═════ EXERCISE INPUTS ═════

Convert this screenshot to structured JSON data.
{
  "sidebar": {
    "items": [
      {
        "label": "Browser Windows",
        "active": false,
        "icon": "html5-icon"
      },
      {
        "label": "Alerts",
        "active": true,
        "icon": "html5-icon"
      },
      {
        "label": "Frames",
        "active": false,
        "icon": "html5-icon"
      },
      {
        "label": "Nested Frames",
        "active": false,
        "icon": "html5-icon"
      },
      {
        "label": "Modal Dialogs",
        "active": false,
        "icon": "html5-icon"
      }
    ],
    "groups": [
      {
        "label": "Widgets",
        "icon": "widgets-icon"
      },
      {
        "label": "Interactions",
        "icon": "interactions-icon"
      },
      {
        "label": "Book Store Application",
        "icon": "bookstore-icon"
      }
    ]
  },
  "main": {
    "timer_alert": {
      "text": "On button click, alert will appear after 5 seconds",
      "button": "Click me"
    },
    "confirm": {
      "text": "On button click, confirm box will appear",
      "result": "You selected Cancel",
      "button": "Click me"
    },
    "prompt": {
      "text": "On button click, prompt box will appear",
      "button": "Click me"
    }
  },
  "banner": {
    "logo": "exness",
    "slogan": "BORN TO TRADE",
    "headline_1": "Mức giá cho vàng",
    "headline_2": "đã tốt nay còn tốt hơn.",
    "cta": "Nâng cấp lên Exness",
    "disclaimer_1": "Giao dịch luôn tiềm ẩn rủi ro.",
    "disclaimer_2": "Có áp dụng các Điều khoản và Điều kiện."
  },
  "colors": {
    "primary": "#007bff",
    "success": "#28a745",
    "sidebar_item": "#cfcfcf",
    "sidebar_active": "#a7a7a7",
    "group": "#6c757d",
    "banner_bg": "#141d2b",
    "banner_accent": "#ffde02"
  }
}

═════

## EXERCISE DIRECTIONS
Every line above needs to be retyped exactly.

## WRITTEN REPLY
Convert this screenshot to structured JSON data.
{
  "sidebar": {
    "items": [
      {
        "label": "Browser Windows",
        "active": false,
        "icon": "html5-icon"
      },
      {
        "label": "Alerts",
        "active": true,
        "icon": "html5-icon"
      },
      {
        "label": "Frames",
        "active": false,
        "icon": "html5-icon"
      },
      {
        "label": "Nested Frames",
        "active": false,
        "icon": "html5-icon"
      },
      {
        "label": "Modal Dialogs",
        "active": false,
        "icon": "html5-icon"
      }
    ],
    "groups": [
      {
        "label": "Widgets",
        "icon": "widgets-icon"
      },
      {
        "label": "Interactions",
        "icon": "interactions-icon"
      },
      {
        "label": "Book Store Application",
        "icon": "bookstore-icon"
      }
    ]
  },
  "main": {
    "timer_alert": {
      "text": "On button click, alert will appear after 5 seconds",
      "button": "Click me"
    },
    "confirm": {
      "text": "On button click, confirm box will appear",
      "result": "You selected Cancel",
      "button": "Click me"
    },
    "prompt": {
      "text": "On button click, prompt box will appear",
      "button": "Click me"
    }
  },
  "banner": {
    "logo": "exness",
    "slogan": "BORN TO TRADE",
    "headline_1": "Mức giá cho vàng",
    "headline_2": "đã tốt nay còn tốt hơn.",
    "cta": "Nâng cấp lên Exness",
    "disclaimer_1": "Giao dịch luôn tiềm ẩn rủi ro.",
    "disclaimer_2": "Có áp dụng các Điều khoản và Điều kiện."
  },
  "colors": {
    "primary": "#007bff",
    "success": "#28a745",
    "sidebar_item": "#cfcfcf",
    "sidebar_active": "#a7a7a7",
    "group": "#6c757d",
    "banner_bg": "#141d2b",
    "banner_accent": "#ffde02"
  }
}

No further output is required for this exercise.